What the task requires: Which lines in the records below contain the word "fire"? Copy each one.

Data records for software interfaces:

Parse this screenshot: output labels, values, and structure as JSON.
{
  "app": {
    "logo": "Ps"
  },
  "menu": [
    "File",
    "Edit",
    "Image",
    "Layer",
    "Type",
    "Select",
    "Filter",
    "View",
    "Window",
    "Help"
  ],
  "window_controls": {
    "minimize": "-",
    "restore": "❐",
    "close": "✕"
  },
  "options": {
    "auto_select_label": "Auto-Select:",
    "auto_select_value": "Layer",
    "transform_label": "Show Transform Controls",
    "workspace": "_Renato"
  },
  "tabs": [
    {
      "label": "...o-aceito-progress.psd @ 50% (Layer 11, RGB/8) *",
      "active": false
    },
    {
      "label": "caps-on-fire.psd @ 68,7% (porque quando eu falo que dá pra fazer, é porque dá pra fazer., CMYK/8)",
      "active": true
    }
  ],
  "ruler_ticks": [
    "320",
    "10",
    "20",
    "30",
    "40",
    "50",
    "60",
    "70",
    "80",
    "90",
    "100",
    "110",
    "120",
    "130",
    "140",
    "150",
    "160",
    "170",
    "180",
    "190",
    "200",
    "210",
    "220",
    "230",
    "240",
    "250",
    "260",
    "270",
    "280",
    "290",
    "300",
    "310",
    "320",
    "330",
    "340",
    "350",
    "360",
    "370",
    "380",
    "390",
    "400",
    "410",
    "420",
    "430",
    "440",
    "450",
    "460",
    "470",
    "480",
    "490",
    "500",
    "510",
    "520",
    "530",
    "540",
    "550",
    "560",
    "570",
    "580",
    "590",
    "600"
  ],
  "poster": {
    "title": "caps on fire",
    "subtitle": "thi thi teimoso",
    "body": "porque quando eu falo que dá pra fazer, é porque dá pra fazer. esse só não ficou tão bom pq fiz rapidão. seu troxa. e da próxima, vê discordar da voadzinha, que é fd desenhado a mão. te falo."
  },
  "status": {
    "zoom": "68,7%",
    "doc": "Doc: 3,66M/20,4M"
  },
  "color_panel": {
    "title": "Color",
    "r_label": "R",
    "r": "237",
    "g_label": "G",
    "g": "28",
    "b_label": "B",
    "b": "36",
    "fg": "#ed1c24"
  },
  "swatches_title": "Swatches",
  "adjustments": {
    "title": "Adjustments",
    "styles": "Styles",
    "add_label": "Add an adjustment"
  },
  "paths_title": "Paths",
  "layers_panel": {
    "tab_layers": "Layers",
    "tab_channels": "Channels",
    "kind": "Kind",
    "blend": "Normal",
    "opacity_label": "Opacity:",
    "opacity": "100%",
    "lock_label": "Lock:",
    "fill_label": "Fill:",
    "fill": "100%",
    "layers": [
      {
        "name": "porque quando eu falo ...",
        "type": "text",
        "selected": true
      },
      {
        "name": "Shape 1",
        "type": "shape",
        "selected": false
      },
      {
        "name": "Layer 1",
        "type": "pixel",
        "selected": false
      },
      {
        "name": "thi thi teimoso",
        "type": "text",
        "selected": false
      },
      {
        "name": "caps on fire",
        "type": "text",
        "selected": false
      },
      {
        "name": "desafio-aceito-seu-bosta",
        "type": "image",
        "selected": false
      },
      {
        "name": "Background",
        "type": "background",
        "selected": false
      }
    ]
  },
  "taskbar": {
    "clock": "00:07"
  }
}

Solution:
      "label": "caps-on-fire.psd @ 68,7% (porque quando eu falo que dá pra fazer, é porque dá pra fazer., CMYK/8)",
    "title": "caps on fire",
        "name": "caps on fire",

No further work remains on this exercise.